Is this the first metal band? (no, it’s not The fucking Beatles)
Upon occasion, The Toilet attempts to answer life’s big questions. Where Do We Come From? What Are We? Where Are We Going? Who invented heavy metal? Today, we’re talking one of those quandaries.
As a music nerd, it is your duty to constantly argue with other music nerds about the true origin of the things you like. This is a hell of your own making. You were born here, you will die here. Plenty of names get tossed around when we discuss the fountainhead of heavy metal. Some say Jimi Hendrix was the firestarter with “Purple Haze” and its jarringly heavy guitar lines. Others say Led Zeppelin or Black Sabbath due to their occult imagery and hard blues rock tones. If you’re Lou Reed, you might argue that you invented heavy metal in the process of inventing noise. Most likely, heavy metal was formed somewhere between The Who, Blue Cheer, and any number of long-forgotten weirdos cranking out strung out jams in their garage. Only one thing is certain: The Beatles had jack shit to do with heavy metal.
Inevitably, some worthless dork will pipe up and claim that The Beatles somehow invented metal. They didn’t, of course, but good luck convincing a Baby Boomer that John Lennon didn’t also invent the sitar.

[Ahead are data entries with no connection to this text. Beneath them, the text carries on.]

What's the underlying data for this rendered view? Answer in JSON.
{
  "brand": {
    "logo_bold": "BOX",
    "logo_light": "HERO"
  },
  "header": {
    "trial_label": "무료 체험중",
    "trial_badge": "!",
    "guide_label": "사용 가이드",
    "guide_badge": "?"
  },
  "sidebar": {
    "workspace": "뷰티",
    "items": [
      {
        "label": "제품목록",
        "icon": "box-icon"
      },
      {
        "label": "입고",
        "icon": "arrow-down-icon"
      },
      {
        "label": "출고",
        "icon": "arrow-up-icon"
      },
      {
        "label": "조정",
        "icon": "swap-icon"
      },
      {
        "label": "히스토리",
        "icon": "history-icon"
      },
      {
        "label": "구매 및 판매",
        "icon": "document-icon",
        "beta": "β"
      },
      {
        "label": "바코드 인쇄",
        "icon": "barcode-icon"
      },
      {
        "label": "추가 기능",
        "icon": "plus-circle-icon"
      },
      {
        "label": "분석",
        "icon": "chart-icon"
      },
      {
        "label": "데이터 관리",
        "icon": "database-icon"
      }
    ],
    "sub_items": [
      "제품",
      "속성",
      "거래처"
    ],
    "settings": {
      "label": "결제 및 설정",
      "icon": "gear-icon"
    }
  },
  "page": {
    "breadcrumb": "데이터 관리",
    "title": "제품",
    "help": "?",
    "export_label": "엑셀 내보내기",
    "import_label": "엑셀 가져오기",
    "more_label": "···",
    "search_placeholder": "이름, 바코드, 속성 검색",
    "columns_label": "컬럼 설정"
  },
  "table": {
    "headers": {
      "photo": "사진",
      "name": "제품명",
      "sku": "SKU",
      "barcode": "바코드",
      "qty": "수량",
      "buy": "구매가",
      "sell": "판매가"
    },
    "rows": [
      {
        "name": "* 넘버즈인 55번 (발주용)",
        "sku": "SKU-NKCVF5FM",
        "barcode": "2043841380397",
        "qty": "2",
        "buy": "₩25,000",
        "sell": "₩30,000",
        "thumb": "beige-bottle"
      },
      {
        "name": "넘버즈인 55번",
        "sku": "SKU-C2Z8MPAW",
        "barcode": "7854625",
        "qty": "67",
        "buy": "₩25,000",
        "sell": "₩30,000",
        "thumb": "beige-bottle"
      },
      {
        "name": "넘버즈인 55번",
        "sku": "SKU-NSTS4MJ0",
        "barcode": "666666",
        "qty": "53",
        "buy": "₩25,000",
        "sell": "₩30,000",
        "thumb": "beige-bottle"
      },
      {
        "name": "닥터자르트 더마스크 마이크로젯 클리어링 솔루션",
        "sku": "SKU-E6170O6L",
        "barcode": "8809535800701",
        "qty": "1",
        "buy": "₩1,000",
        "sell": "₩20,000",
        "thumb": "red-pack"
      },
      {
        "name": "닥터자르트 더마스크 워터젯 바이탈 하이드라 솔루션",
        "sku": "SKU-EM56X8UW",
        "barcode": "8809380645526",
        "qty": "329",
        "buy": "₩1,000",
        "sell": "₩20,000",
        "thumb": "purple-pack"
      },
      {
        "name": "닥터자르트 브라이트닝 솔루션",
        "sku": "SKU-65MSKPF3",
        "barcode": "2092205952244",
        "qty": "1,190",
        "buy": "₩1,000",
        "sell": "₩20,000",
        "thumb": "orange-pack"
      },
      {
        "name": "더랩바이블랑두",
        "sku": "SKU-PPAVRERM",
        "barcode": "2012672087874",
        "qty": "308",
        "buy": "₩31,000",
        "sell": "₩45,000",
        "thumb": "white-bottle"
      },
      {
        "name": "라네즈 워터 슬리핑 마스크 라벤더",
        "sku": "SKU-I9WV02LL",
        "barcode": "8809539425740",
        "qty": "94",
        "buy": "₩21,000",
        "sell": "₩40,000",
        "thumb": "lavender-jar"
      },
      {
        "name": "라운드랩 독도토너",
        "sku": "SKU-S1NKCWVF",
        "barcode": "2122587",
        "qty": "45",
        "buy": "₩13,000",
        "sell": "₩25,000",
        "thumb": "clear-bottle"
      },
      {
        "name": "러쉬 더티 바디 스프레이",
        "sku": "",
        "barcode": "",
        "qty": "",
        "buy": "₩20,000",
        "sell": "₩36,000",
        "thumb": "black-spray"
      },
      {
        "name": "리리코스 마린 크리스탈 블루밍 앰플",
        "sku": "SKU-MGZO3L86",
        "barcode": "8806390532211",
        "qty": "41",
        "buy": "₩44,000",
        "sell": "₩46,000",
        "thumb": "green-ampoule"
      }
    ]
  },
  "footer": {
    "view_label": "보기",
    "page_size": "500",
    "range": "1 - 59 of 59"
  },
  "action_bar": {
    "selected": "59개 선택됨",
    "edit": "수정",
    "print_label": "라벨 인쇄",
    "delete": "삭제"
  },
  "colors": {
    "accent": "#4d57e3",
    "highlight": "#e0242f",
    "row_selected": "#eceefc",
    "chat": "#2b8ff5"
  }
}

If you wanna pat The Beatles on the back for something they deserve, thank them for popularizing protest songs for liberals that are too rich to care about anything. For the rest of us that wanna listen to more than one band in our lifetimes, there’s Cromagnon.
Cromagnon’s sole record, Orgasm, was released all the way back in ’69 (nice), and the strange, violent tracks within call to mind bands like Throbbing Gristle and The Residents. Among certain circles, many believe that Orgasm was the first industrial album. Among circles involving Toilet ov Hell founders, I believe that Orgasm‘s opening song (and only real “song” on the record) is the true origin of metal.
Driven by booming percussion, overdriven guitars, and a goddamn bagpipe, “Caledonia” is the essence of extreme metal. Featuring some of the harshest vocals you could hear for decades, it can easily be considered, on sonics alone, the earliest instance of black metal in music. I’m not kidding. Give this a listen.
This is completely unlike any of the common contenders in the running for first metal band. Cromagnon had riffs. They had experimentation. They had harsh vocals and weird, scary music. “Caledonia” is the entire history of heavy metal in one song written almost 50 years ago.
Orgasm, at the time considered “freak-out music”, is nothing at all like the popular rock music of the late 60s. While nothing else on Orgasm quite captures the bravado of “Caledonia”, several other cuts on the record are well worth your curiosity. “Ritual Feast Of The Libido” is a cacophony of vomiting vocals that surely inspired a number of long-haired men to try out gutturals. “Organic Sundown” is a clattering of pots n’ pans percussion featuring men forcefully screaming “SLEEP” at the listener, not unlike Jeremy Piven’s drunken rage at David Spade in the film PCU.
If you’d like more info on Cromagnon, I highly suggest you read their profile over at The Weirdest Band in the World. Listen to the full record below, and let us never again utter the words “Metal” and “The Beatles” in the same sentence.